Jemima- London Turning Point For Career
Jemima is a new face on the Newcastle music scene, but she is quickly making a name for herself. Fresh from releasing her debut single, Jemima speaks to Creative Collections about life as a musician and spending time in the UK.
It might be unusual to find a 10 year-old kid nowadays who will willingly listen to Elvis, but 13 years ago Jemima Webber was obsessed. She says that growing up around music really inspired her to become a musician. “I was interested in most genres as a kid- rock n roll, country, pop and folk to name a few".
Now as a 23 year-old, Jemima’s musical influences come from all different genres in the same way they did when she was a child. “I think it’s important to like a bit of everything. My favourite artists are The Beatles, Lana Del Rey, Corey Kilgannon and the list goes on,” she says. Jemima’s writing style is particularly influenced by Emmylou Harris, Maisie Peters, Taylor Swift and Joni Mitchell. It’s no surprise, then, that Jemima has chosen to head down the road of acoustic pop music, with elements of folk and a large focus on storytelling.
For Jemima, it was a passion for song writing that sparked her passion, even though she couldn’t play an instrument at the time. The first song Jemima recalls writing at the age of seven was named My Hero which was about her dog. “There was no instrumental accompaniment and it started off with ‘Hello, my name is Jemima’. So , you know, it was pretty serious stuff!”
At the age of 14, she began to learn guitar. “My drive came out of a desire to write songs; not necessarily because I was so fascinated by the instrument, but because I wanted to tell stories,” she says.

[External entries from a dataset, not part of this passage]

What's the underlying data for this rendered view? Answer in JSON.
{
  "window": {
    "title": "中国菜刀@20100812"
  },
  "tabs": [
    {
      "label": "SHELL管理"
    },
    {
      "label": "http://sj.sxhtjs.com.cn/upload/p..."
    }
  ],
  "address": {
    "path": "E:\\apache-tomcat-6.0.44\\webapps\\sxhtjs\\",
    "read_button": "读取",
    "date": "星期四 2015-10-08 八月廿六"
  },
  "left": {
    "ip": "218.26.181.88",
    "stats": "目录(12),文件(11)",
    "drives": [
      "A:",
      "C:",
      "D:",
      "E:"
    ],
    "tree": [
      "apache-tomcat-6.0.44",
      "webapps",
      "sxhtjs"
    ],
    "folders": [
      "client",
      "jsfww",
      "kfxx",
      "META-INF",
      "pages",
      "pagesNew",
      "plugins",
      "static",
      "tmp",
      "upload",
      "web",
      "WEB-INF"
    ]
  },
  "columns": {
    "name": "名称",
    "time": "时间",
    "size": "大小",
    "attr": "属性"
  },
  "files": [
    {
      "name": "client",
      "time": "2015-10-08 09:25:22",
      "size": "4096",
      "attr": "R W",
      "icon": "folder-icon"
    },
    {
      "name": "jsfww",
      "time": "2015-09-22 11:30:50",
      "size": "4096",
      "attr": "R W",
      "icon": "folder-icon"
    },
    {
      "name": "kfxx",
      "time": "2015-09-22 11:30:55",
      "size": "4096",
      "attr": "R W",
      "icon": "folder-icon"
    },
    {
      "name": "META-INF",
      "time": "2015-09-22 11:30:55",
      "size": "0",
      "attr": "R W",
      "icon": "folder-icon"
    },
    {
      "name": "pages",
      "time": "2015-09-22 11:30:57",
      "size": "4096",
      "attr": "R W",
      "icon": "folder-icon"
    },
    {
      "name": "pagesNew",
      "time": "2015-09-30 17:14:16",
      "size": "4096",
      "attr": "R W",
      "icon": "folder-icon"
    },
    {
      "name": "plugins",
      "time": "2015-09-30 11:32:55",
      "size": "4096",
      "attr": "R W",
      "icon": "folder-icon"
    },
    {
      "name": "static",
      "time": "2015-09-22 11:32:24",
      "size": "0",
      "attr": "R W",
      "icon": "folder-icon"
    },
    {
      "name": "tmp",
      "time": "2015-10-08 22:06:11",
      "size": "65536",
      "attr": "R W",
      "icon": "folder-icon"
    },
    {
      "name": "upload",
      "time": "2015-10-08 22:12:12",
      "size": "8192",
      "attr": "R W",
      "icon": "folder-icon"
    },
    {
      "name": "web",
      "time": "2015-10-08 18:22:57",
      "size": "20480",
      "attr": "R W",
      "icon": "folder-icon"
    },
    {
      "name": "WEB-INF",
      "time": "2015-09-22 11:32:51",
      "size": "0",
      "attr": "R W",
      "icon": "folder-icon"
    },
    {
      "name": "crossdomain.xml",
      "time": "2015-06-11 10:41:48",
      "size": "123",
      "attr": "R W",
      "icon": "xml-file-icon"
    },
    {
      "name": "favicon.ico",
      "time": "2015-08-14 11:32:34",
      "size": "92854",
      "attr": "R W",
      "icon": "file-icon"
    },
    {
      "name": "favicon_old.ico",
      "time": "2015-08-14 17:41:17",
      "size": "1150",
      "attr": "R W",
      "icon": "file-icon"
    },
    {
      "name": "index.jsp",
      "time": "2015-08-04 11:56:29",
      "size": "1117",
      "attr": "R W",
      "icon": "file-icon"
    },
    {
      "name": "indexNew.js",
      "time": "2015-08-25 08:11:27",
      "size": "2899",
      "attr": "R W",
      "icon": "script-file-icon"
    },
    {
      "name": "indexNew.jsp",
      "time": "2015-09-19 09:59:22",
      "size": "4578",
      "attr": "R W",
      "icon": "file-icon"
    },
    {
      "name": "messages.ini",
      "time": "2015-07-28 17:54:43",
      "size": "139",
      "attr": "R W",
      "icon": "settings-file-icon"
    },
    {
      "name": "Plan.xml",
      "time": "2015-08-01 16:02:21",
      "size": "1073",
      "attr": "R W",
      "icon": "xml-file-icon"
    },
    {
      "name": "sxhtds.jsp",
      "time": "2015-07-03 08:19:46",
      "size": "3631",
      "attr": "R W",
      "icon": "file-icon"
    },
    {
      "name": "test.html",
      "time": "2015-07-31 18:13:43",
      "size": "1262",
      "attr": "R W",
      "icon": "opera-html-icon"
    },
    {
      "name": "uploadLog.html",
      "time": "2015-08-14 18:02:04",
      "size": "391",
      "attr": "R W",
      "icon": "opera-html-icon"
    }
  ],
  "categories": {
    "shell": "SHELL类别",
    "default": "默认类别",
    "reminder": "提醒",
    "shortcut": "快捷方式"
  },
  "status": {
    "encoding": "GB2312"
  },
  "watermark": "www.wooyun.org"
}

She learned the most basic of chords which would be enough for her to put words to. Quickly, those few chords became a little boring to play so she began to expand her ability. The first song she ever wrote after learning guitar made her fall in love with the artform.
“My songs are very autobiographical,” she says. While she mostly writes about her own life, she will at times write about those around her including friends, characters in books and things she might have read about. “I’m very drawn to emotion and details. I like telling stories that make people feel something”.
Jemima’s songwriting process is spontaneous. It might begin with a feeling or emotion that she wants to capture, a phrase she likes the sound of, or a situation she wants to make sense of. “I normally write the music and lyrics at the same time. Some people write lyrics first then add music and vice versa but I struggle to do that. It’s usually one big mess that kind of falls together after a while,” Jemima says.
She has recently learned the piano and is currently learning the banjo and drums. “It’s cool to see how each instrument brings something different to the process of writing a song. I only learned piano in London but I definitely prefer writing on that, even though I’ve played guitar much longer”.
Jemima Moves to London
When Jemima decided to move to London a few years ago, she hoped that it would create a musical journey for her. She was accepted into the British and Irish Modern Music Institute where she studied songwriting for the best part of two years. “Being surrounded by talent, passionate people- all of whom have something different and wonderful to offer- is inspiring in itself,” she says.
Jemima's time spent in London made her realise the direction she wanted her music to head toward and the style of music she wanted to play. She adds that it was probably the best decision she's ever made, career-wise.
He'll Never Be You
Since moving back from London, Jemima released her debut single He’ll Never Be You. It was recorded at Sawtooth studios with sound engineer Simon Clendinning and featured Fraser Marshall on the drums and Jack Smith on the electric guitar and bass.
“The song is about trying to move forward from someone who you know is wrong for you. Even when you have somebody new in your life, part of you can’t help but miss what you had,” she explains.
Writing the song was an interesting process for Jemima. It was the first time she had stitched together multiple songs to create something new. “I used a chord progression from one song and a melody line from another. There’s lyrics of a song from 2015 in there”.
The song had over 1,000 streams in its debut week which is more than Jemima could have hoped for. It peaked at number 4 on My Country Australia’s Top 15 chart and sits at number 11 currently. The track has also had regular airplay across the country.
Earlier in the year, not long after her return from London, Jemima had the opportunity to be one of the opening acts for Georgina Grimshaw’s Old Friend single launch. “It was so much fun. Georgina has such a bright spirit and a mesmerizing tone of voice.” The other support act of the night was Trinity Woodhouse whom Jemima says has amazing potential. “I was sitting in the front row when I wasn’t playing fangirling over both of them!”
So far, 2019 has been a big year for Jemima. Aside from moving back to Newcastle and releasing new music, she has been fortunate enough to play many gigs. “For the future, I’d like to focus on writing and recording for a bit. I’ll still play some gigs, but I’d like to release another track in the next few months, I just need to decide which one it will be!” She hopes that an EP will follow soon after.
To keep up-to-date with Jemima’s music, follow her on Facebook
He’ll Never Be You is available to stream and download now.